Danneskjöld wrote:Wow this is an unbelievable thread... Taking the second offer would probably violate your school's honor code (I know it 100% would at my school). The employer will probably notify your career services office, and you'd be sunk once anyone at your school knows. Not to mention the fact that people will find out and like someone else said the legal world is small and people will judge you. In addition, 2L OCI does not depend on your 1L job. It depends on School, grades and personal likeability--that's it.
So, wouldn't it be easier just to ask employer 1 if they would care or not? By simply bringing that up, it seems like they would let you out of it. I think people are exaggerating their self-importance to employers, in any economy or job, but especially this one.
I'm pretty sure this was a serious statement, and that fact makes my head explode.
By the way: Employers don't give a fuck about you personally.
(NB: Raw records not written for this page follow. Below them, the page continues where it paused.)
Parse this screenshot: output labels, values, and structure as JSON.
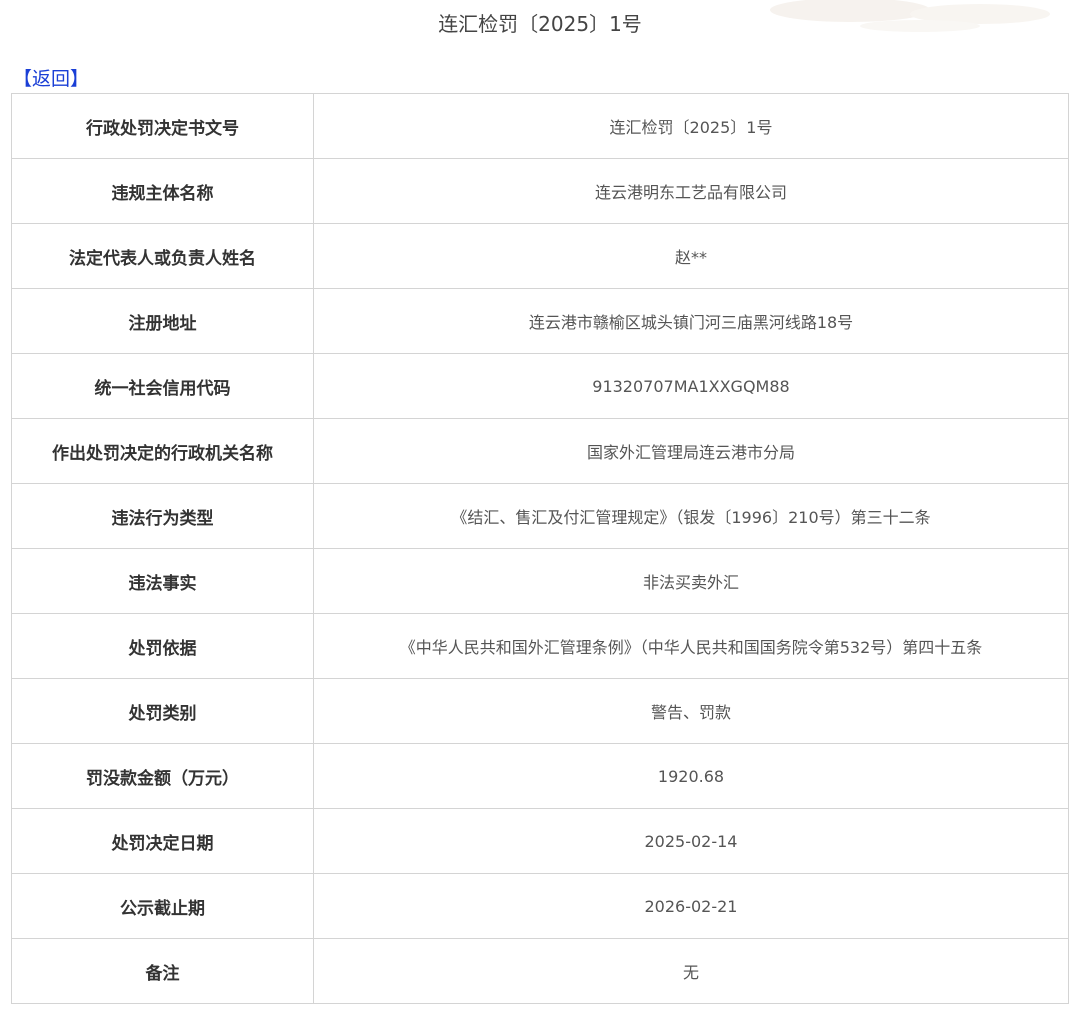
{
  "page": {
    "title": "连汇检罚〔2025〕1号",
    "back_label": "【返回】"
  },
  "colors": {
    "link": "#1a3fd6",
    "border": "#d4d4d4",
    "label_text": "#333333",
    "value_text": "#555555"
  },
  "rows": [
    {
      "label": "行政处罚决定书文号",
      "value": "连汇检罚〔2025〕1号"
    },
    {
      "label": "违规主体名称",
      "value": "连云港明东工艺品有限公司"
    },
    {
      "label": "法定代表人或负责人姓名",
      "value": "赵**"
    },
    {
      "label": "注册地址",
      "value": "连云港市赣榆区城头镇门河三庙黑河线路18号"
    },
    {
      "label": "统一社会信用代码",
      "value": "91320707MA1XXGQM88"
    },
    {
      "label": "作出处罚决定的行政机关名称",
      "value": "国家外汇管理局连云港市分局"
    },
    {
      "label": "违法行为类型",
      "value": "《结汇、售汇及付汇管理规定》（银发〔1996〕210号）第三十二条"
    },
    {
      "label": "违法事实",
      "value": "非法买卖外汇"
    },
    {
      "label": "处罚依据",
      "value": "《中华人民共和国外汇管理条例》（中华人民共和国国务院令第532号）第四十五条"
    },
    {
      "label": "处罚类别",
      "value": "警告、罚款"
    },
    {
      "label": "罚没款金额（万元）",
      "value": "1920.68"
    },
    {
      "label": "处罚决定日期",
      "value": "2025-02-14"
    },
    {
      "label": "公示截止期",
      "value": "2026-02-21"
    },
    {
      "label": "备注",
      "value": "无"
    }
  ]
}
That doesn't mean that they're not going to curbstomp you if you pull the idiocy the OP suggests.
Do people just not understand that the 1L/2L summer gig-firm relationship is NOT AT ALL the same as a regular employment relationship? I get the distinct impression that people are somehow considering the ideas as equivalent, and that's just laughably incorrect.
A federal clerk told me, upon giving me an internship offer, "judicial internship are not the same as clerkships, by all means, if you get a paying offer, take it...we won't hold it against you." He said that people often mistake that "rule" as applying to everything, and not just clerkships since they are more important.
I'm sure you have some rationale for believing that people are petty and will destroy you over something that affects them to little to no extent. That kind of thing might be true where other people are from, but I haven't run into any non-anecdotal "friend of a friend of a friend" stories.
It makes no rational sense that if I called my employer and honestly described my want of taking a different job, months away from starting the job, where they have 100s of other qualified candidates ready happy to accept at a moments notice, that they would "ruin my career."
I completely understand why this myth exists though. It's good for the schools to create a culture of fear surrounding thinking about the good of the community rather than the good of the self. Although I would also imagine this in itself is flawed, because taking job B increases the chances that job A will go to a classmate as well, especially regarding a regional position.